BEGIN
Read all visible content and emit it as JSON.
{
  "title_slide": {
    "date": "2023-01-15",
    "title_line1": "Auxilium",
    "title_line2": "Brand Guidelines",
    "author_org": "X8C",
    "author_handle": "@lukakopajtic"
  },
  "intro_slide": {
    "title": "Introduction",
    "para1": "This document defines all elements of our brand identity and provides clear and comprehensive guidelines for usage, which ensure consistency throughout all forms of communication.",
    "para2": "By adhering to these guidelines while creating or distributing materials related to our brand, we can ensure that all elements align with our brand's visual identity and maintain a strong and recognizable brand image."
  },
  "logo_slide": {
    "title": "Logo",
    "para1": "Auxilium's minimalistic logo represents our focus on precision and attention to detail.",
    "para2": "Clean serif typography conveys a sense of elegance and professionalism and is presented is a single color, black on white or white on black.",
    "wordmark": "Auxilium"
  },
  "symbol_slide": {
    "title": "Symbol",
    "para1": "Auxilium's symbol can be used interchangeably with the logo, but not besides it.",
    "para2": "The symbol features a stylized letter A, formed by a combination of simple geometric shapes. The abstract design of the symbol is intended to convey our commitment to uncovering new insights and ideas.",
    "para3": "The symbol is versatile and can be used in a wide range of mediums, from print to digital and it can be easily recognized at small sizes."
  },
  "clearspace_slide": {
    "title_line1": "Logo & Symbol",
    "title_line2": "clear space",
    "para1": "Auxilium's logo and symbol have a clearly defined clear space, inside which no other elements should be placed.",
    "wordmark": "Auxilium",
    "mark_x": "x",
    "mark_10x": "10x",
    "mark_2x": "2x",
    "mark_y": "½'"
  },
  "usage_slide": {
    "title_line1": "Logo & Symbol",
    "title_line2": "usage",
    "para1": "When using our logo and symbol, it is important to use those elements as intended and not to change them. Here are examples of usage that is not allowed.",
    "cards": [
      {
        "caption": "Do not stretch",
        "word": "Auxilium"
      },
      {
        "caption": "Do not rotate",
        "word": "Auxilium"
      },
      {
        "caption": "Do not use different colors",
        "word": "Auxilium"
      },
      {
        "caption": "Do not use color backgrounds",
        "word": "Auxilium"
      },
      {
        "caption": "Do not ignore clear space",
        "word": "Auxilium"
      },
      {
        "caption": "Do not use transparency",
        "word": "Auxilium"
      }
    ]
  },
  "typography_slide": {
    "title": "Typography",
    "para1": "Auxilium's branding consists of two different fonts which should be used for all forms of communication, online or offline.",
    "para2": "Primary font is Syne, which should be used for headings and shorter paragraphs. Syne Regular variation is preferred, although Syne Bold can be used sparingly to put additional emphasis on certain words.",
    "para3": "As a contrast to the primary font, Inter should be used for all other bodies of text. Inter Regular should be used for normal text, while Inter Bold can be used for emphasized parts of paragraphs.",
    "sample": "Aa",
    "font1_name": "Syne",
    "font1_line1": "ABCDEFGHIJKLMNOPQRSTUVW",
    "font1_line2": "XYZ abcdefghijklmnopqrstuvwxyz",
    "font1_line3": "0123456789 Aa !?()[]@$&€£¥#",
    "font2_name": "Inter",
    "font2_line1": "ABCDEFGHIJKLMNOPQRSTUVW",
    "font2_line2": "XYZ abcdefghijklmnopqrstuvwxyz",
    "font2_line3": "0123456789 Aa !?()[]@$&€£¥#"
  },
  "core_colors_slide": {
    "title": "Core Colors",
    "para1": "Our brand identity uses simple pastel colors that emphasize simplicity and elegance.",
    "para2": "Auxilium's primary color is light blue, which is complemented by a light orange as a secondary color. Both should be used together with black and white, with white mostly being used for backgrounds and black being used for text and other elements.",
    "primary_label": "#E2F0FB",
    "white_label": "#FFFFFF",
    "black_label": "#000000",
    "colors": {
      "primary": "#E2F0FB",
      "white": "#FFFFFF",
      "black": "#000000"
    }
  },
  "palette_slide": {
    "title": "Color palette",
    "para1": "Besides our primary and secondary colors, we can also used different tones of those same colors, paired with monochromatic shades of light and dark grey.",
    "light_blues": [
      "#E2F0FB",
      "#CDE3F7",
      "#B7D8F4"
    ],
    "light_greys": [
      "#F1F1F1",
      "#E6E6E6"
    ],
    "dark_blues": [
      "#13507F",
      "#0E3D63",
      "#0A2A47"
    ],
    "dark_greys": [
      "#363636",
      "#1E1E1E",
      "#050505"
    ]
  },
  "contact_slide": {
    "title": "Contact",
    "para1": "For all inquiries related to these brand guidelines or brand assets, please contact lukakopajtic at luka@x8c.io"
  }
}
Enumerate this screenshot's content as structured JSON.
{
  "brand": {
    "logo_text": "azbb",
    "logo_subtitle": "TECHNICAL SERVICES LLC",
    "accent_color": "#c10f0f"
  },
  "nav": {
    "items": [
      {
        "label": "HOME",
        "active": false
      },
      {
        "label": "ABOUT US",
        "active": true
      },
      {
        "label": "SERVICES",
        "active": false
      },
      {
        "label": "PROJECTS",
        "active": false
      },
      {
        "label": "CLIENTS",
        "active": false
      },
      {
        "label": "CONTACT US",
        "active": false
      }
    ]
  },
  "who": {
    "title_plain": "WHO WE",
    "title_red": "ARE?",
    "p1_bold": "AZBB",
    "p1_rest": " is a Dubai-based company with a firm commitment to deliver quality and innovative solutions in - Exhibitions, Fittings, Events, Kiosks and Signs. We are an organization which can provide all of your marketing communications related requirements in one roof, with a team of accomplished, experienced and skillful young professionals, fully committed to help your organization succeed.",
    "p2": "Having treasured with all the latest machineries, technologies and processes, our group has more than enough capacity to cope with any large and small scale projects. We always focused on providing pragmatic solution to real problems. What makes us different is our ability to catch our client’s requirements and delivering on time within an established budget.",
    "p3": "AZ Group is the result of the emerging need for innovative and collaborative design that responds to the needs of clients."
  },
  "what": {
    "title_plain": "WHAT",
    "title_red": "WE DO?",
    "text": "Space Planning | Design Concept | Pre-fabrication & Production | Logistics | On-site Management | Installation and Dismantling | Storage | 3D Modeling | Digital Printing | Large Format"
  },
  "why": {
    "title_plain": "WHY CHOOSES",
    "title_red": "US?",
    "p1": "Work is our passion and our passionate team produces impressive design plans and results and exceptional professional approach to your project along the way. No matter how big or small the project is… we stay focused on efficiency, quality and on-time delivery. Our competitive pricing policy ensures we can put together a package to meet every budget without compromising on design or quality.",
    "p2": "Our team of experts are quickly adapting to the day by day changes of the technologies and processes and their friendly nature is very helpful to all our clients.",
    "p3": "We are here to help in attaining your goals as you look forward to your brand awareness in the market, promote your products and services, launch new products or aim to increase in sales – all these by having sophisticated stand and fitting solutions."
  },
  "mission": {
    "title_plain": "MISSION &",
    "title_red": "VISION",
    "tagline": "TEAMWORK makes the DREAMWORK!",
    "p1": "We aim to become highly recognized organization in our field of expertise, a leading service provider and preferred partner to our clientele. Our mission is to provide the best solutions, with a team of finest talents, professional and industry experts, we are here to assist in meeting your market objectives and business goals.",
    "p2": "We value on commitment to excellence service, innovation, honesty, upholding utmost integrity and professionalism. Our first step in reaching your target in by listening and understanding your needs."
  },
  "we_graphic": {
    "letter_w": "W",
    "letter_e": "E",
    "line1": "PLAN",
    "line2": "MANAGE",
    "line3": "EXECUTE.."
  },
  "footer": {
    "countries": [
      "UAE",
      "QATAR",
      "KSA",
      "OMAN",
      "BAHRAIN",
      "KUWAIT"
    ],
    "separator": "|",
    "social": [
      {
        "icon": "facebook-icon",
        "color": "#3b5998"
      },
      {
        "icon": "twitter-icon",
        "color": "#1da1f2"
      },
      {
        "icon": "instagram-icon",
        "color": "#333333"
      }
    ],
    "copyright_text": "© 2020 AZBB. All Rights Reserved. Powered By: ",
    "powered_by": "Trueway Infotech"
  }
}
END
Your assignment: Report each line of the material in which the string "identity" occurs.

Task response:
    "para1": "This document defines all elements of our brand identity and provides clear and comprehensive guidelines for usage, which ensure consistency throughout all forms of communication.",
    "para2": "By adhering to these guidelines while creating or distributing materials related to our brand, we can ensure that all elements align with our brand's visual identity and maintain a strong and recognizable brand image."
    "para1": "Our brand identity uses simple pastel colors that emphasize simplicity and elegance.",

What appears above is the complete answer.